**Activity:**
What lines in the listing below hold the string "left"? Please copy them out.

**Given data:**
-------

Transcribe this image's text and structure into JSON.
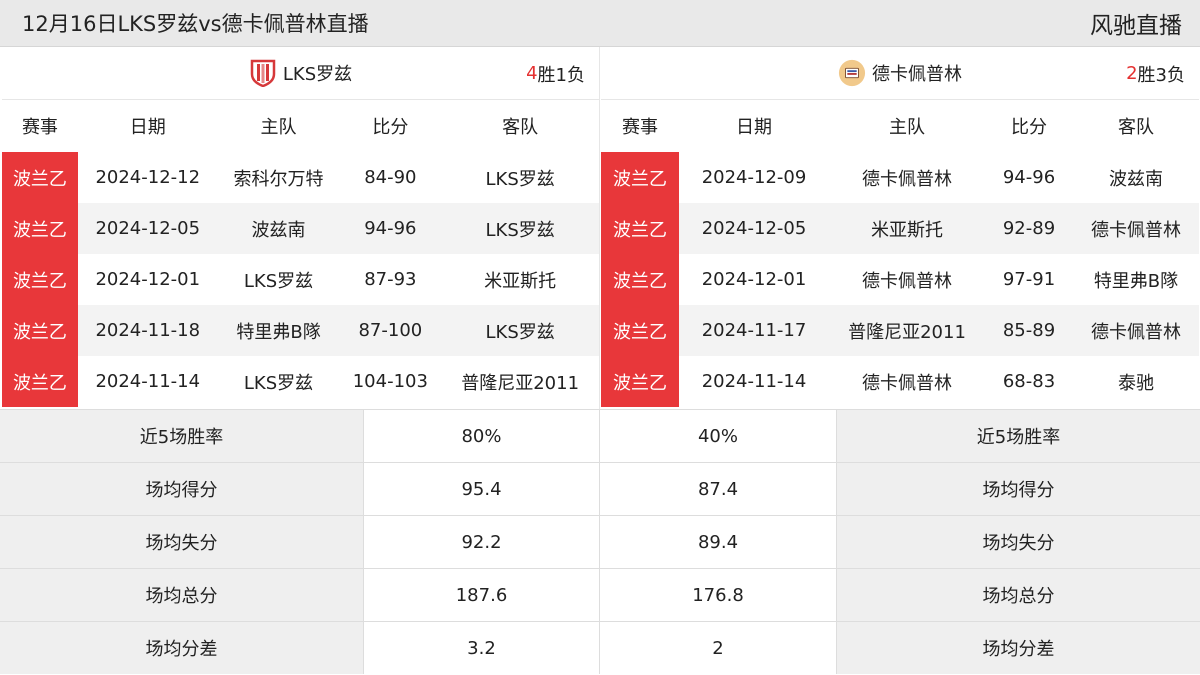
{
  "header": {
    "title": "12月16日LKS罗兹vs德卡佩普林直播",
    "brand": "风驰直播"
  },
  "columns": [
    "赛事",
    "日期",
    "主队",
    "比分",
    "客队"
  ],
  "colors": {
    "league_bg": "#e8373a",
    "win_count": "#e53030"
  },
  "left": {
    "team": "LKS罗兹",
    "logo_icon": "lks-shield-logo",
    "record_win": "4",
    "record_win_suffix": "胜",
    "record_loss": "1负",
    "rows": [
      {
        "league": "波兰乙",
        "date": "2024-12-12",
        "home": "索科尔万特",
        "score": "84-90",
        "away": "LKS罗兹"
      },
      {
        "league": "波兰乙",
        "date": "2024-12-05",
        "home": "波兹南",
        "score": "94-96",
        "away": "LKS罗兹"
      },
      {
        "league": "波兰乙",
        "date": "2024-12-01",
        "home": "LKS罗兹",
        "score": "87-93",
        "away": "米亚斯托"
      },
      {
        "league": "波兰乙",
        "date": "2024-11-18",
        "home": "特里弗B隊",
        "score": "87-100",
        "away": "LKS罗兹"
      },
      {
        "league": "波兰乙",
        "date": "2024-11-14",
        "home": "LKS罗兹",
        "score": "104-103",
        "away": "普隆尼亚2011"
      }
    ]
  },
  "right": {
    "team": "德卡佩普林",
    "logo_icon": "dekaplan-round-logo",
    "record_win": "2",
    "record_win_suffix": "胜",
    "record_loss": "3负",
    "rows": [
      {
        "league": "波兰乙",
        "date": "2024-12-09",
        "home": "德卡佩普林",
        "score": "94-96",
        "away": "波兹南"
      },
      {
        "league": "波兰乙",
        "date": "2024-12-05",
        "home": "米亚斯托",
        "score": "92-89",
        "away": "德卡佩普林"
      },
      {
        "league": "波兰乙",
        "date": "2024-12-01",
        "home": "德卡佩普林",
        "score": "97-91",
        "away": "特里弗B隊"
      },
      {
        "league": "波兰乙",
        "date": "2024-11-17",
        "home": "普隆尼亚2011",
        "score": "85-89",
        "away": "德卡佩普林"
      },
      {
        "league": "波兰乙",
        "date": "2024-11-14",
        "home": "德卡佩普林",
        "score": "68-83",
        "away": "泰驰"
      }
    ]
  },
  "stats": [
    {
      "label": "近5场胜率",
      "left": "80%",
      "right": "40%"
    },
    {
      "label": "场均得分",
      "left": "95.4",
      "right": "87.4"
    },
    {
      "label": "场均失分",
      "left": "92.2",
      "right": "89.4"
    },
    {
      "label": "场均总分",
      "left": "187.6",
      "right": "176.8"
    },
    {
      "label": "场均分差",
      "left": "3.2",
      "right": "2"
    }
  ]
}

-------

**Answer box:**
  "left": {
      "left": "80%",
      "left": "95.4",
      "left": "92.2",
      "left": "187.6",
      "left": "3.2",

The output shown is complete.